The Column Online



by Paul Freed

Garland Civic Theatre

Director: Kyle McClaran
Stage Manager ? Drusilla Blakey
Set Design ? Kyle McClaran
Costume Design ? Kyle McClaran
Lighting Design ? Donna Covington
Sound Design ? Kyle McClaran
Properties ? Drusilla Blakey


Henry Meadowbrook ? Timothy Turner-Parrish
Lady Riverdale ? Mary Tiner
Dyslexia ? Meredith Moore
John Stone ? Marc Calloway
Ralph Deadwood ? Sergio Liibo Rodriguez
Margaret Daniels ? Marilyn Twyman
Alfred Mellox ? Duncan Rogers
Edith Chiles ? Julia E. Cotton
Dick Simmering ? Larry Borero
Anne ? Summer Steinfeld
Sweet Pea Meadowbrook ? Julia E. Cotton
Ed Parlor ? Timothy Turner-Parrish

Reviewed Performance: 1/22/2012

Reviewed by Jeremy William Osborne, Associate Critic for John Garcia's THE COLUMN

Death by Chocolate is a play written with a purpose. That purpose is solely to entertain an audience. With the help of a great director and a wonderful cast, it accomplishes that goal well.

As you walk into the theater at the Granville Arts Center in Garland, you are met with a lavishly decorated set, bordering on over-decoration. Coupled with the instrumental pre-show music which lends a fun, macabre mood to the scene, the set design's frenetic style well prepares the audience for the events they are about to witness.

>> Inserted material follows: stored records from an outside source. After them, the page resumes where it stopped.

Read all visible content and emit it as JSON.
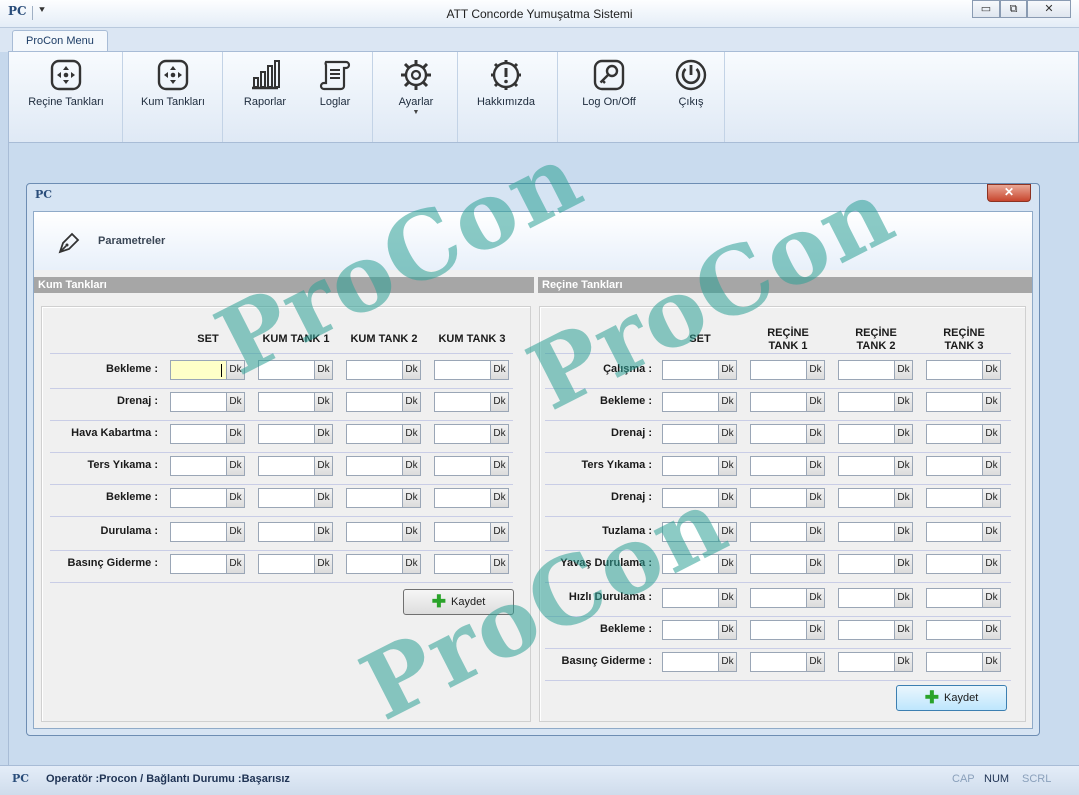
{
  "window": {
    "title": "ATT Concorde Yumuşatma Sistemi",
    "app_icon": "PC",
    "minimize": "▭",
    "maximize": "⧉",
    "close": "✕",
    "quick_access": "⯆"
  },
  "ribbon": {
    "tab_label": "ProCon Menu",
    "buttons": [
      {
        "label": "Reçine Tankları",
        "icon": "tank-icon"
      },
      {
        "label": "Kum Tankları",
        "icon": "tank-icon"
      },
      {
        "label": "Raporlar",
        "icon": "bar-chart-icon"
      },
      {
        "label": "Loglar",
        "icon": "scroll-icon"
      },
      {
        "label": "Ayarlar",
        "icon": "gear-icon"
      },
      {
        "label": "Hakkımızda",
        "icon": "info-gear-icon"
      },
      {
        "label": "Log On/Off",
        "icon": "key-icon"
      },
      {
        "label": "Çıkış",
        "icon": "power-icon"
      }
    ]
  },
  "child_window": {
    "icon": "PC",
    "close": "✕",
    "header_title": "Parametreler"
  },
  "kum": {
    "section_title": "Kum Tankları",
    "columns": [
      "SET",
      "KUM TANK 1",
      "KUM TANK 2",
      "KUM TANK 3"
    ],
    "rows": [
      "Bekleme :",
      "Drenaj :",
      "Hava Kabartma :",
      "Ters Yıkama :",
      "Bekleme :",
      "Durulama :",
      "Basınç Giderme :"
    ],
    "unit": "Dk",
    "save_label": "Kaydet"
  },
  "recine": {
    "section_title": "Reçine Tankları",
    "columns": [
      "SET",
      "REÇİNE\nTANK 1",
      "REÇİNE\nTANK 2",
      "REÇİNE\nTANK 3"
    ],
    "rows": [
      "Çalışma :",
      "Bekleme :",
      "Drenaj :",
      "Ters Yıkama :",
      "Drenaj :",
      "Tuzlama :",
      "Yavaş Durulama :",
      "Hızlı Durulama :",
      "Bekleme :",
      "Basınç Giderme :"
    ],
    "unit": "Dk",
    "save_label": "Kaydet"
  },
  "status": {
    "icon": "PC",
    "text": "Operatör :Procon / Bağlantı Durumu :Başarısız",
    "caps": "CAP",
    "num": "NUM",
    "scrl": "SCRL"
  },
  "watermark": "ProCon"
}
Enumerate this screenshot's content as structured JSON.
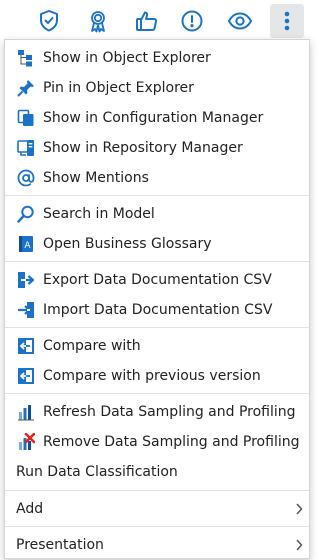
{
  "toolbar": {
    "icons": [
      "shield-check-icon",
      "award-ribbon-icon",
      "thumbs-up-icon",
      "alert-circle-icon",
      "eye-icon",
      "more-vertical-icon"
    ],
    "accent": "#1a73c8"
  },
  "menu": {
    "items": [
      {
        "label": "Show in Object Explorer",
        "icon": "tree-hierarchy-icon"
      },
      {
        "label": "Pin in Object Explorer",
        "icon": "pin-icon"
      },
      {
        "label": "Show in Configuration Manager",
        "icon": "copy-pages-icon"
      },
      {
        "label": "Show in Repository Manager",
        "icon": "repository-icon"
      },
      {
        "label": "Show Mentions",
        "icon": "at-sign-icon"
      },
      {
        "label": "Search in Model",
        "icon": "search-icon"
      },
      {
        "label": "Open Business Glossary",
        "icon": "glossary-book-icon"
      },
      {
        "label": "Export Data Documentation CSV",
        "icon": "export-icon"
      },
      {
        "label": "Import Data Documentation CSV",
        "icon": "import-icon"
      },
      {
        "label": "Compare with",
        "icon": "compare-icon"
      },
      {
        "label": "Compare with previous version",
        "icon": "compare-icon"
      },
      {
        "label": "Refresh Data Sampling and Profiling",
        "icon": "bar-chart-icon"
      },
      {
        "label": "Remove Data Sampling and Profiling",
        "icon": "bar-chart-remove-icon"
      },
      {
        "label": "Run Data Classification",
        "icon": ""
      },
      {
        "label": "Add",
        "icon": "",
        "submenu": true
      },
      {
        "label": "Presentation",
        "icon": "",
        "submenu": true
      }
    ]
  }
}
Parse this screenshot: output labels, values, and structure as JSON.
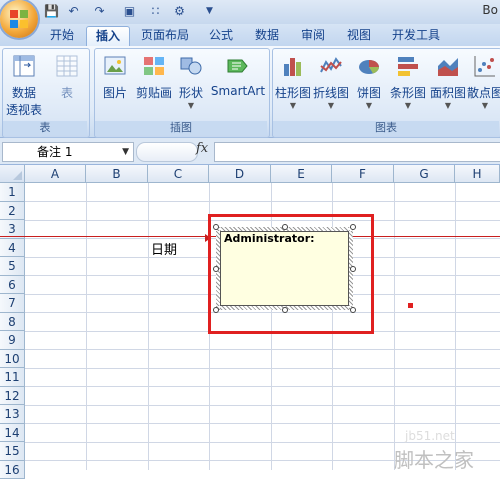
{
  "app": {
    "title_partial": "Bo"
  },
  "quick_access": {
    "icons": [
      "save-icon",
      "undo-icon",
      "redo-icon",
      "print-preview-icon",
      "customize-icon"
    ]
  },
  "tabs": [
    "开始",
    "插入",
    "页面布局",
    "公式",
    "数据",
    "审阅",
    "视图",
    "开发工具"
  ],
  "active_tab": "插入",
  "ribbon": {
    "table_group": {
      "label": "表",
      "items": [
        {
          "line1": "数据",
          "line2": "透视表"
        },
        {
          "line1": "表",
          "line2": ""
        }
      ]
    },
    "illustrations_group": {
      "label": "插图",
      "items": [
        "图片",
        "剪贴画",
        "形状",
        "SmartArt"
      ]
    },
    "charts_group": {
      "label": "图表",
      "items": [
        "柱形图",
        "折线图",
        "饼图",
        "条形图",
        "面积图",
        "散点图"
      ]
    }
  },
  "formula_bar": {
    "name_box": "备注 1",
    "fx_label": "fx",
    "content": ""
  },
  "columns": [
    "A",
    "B",
    "C",
    "D",
    "E",
    "F",
    "G",
    "H"
  ],
  "rows": [
    "1",
    "2",
    "3",
    "4",
    "5",
    "6",
    "7",
    "8",
    "9",
    "10",
    "11",
    "12",
    "13",
    "14",
    "15",
    "16"
  ],
  "cells": {
    "C4": "日期"
  },
  "comment": {
    "author": "Administrator:",
    "text": ""
  },
  "watermark": {
    "url": "jb51.net",
    "brand": "脚本之家"
  },
  "colors": {
    "highlight": "#e02020",
    "comment_bg": "#ffffe1",
    "ribbon_bg": "#dfe9f6"
  }
}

There is almost too much at which to look.

The lighting design also adds to the eerie mood of the scene, playing heavily in red and amber colors and casting dark shadows into the corners. Additionally, a green laser light is focused on stage left, giving the appearance of little pixies floating across the scenery.

Death by Chocolate begins, as murder mysteries tend to, with a murder. And with the murder the audience is treated to the farcical, convulsing, zany death scene that is repeated throughout the play. Physical comedy defines the performances in Death by Chocolate. However, technophobes should be wary and avoid the front row.

All characters in Death by Chocolate have their dark secrets or failings, making them all suspects in the series of mysterious deaths. A fact pointed out by Ed Parlor, the eccentric murder-mystery writer who appears on the scene ready to help solve the mysteries and in the process use the events as a premise for his next book. His discussion of the formula for writing a murder-mystery laughably coincides with the action of the play.

Each character is a broad representation of a type. John Stone is the inept leader, a la Groucho Marx's Rufus T. Firefly. There's the Hispanic lothario, Ralph Deadwood, who oozes machismo. Dick Simmering is the fabulously flamboyant aerobics instructor. And the hilarious use of a padded suit to fill out the characters of Edith Chiles and Sweet Pea, both played by the greatly talented Julia E. Cotton, add to the hilarity of a scene simply with their presence.

Meredith Moore, as the sassy Dyslexia, turns in an extraordinary performance. Each word she speaks is dripping with sarcasm and/or contempt. Dyslexia doesn't attempt to hide her displeasure as she huffs and begrudgingly moves around the stage as if each movement requires more effort than it is worth. The audience must wonder what more is there to this character that makes her act this way.

Duncan Rogers as the janitor Alfred Mellox also delivers a performance worthy of praise. Duncan's portrayal is gruff but intelligent and layered. We see Alfred discover and promptly cover up the murder in the first scene as a suicide. However, he also lovingly cares for Sweet Pea, the daughter of the deceased Meadowbrook. Can he truly be trusted?

Making her stage debut as Anne, the constantly hysterical, pill-popping nurse, Summer Steinfeld does an exceptional job. Watching her become increasingly intoxicated and stagger around the stage as Death by Chocolate goes on is highly entertaining. I'm sure we'll gladly see her take on more roles in the near future.

Death by Chocolate keeps the audience guessing "Who done it?" while they try to catch their breath from laughter. With an assembly of characters straight out of a clown college, a haunting lighting design, and a fun soundtrack reminiscent of Beetlejuice or The Addams Family, it is an enjoyable evening out any one can appreciate.

Garland Civic Theatre
Granville Arts Center
300 N. Fifth St. Garland, TX 75040

Runs through February 11th, 2012

Thursday, January 26th only at 7:30 pm
Fridays and Saturdays at 8:00pm with Sunday matinees at 2:30pm
Special Saturday, Feb. 11th performance times at 12:30 pm and again at 6:00 pm.

Tickets are $22 for adults
Groups of 10 or more are $18 each.

For information, go to
To purchase tickets, call their box office at (972) 205-2790.